An already approved transplant-rejection drug is the first treatment to show a benefit for women with a rare lung disease that has had no cure or, until now, even a treatment.
The drug, sirolimus (Rapamycin), improved both lung function and quality of life in women with lymphangioleiomyomatosis, or LAM, according to a study published online March 16 in the New England Journal of Medicine.
“To have a therapy for this disease is rare and special,” said the study’s lead author, Dr. Francis X. McCormack, a professor and director of pulmonary, critical care and sleep medicine at the University of Cincinnati and scientific director of the LAM Foundation in Cincinnati, which helped fund the trial and also recruited participants.

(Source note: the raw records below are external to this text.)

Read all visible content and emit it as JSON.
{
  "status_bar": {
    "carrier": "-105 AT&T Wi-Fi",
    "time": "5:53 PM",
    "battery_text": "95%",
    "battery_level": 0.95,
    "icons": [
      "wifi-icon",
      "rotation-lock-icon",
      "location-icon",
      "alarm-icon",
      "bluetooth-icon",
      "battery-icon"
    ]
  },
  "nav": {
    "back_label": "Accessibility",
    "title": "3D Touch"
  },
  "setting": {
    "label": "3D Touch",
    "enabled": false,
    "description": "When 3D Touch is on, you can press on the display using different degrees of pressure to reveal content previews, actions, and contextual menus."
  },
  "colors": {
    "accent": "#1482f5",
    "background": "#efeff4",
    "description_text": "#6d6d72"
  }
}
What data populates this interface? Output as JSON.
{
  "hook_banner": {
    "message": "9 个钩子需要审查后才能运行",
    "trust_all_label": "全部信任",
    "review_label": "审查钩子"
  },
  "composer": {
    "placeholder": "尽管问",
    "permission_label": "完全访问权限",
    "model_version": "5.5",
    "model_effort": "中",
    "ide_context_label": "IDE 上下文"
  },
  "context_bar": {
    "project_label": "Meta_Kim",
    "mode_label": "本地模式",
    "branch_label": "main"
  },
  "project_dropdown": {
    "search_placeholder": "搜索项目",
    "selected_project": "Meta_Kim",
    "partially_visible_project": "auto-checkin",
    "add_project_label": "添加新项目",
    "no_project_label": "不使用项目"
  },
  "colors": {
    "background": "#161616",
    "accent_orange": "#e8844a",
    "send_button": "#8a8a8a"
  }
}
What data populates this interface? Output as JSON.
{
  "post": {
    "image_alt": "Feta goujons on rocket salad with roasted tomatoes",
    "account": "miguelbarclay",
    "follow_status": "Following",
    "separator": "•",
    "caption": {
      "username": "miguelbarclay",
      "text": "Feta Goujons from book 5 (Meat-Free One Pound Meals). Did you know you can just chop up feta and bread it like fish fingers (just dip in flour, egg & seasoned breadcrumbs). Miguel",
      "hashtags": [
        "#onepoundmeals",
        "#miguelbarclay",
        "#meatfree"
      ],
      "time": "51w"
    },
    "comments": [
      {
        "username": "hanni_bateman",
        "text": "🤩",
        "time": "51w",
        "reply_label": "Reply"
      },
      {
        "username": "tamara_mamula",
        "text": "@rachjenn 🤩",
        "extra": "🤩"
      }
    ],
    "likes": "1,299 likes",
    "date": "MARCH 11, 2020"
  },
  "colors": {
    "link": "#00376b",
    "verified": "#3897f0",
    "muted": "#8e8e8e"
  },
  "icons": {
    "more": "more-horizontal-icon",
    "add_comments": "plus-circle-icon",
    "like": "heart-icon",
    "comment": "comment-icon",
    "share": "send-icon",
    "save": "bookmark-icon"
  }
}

LAM is characterized by progressive loss of lung function from the invasion of abnormal muscle tissue that obstructs airways. According to the American Lung Association, as many as 250,000 women worldwide might have the disease.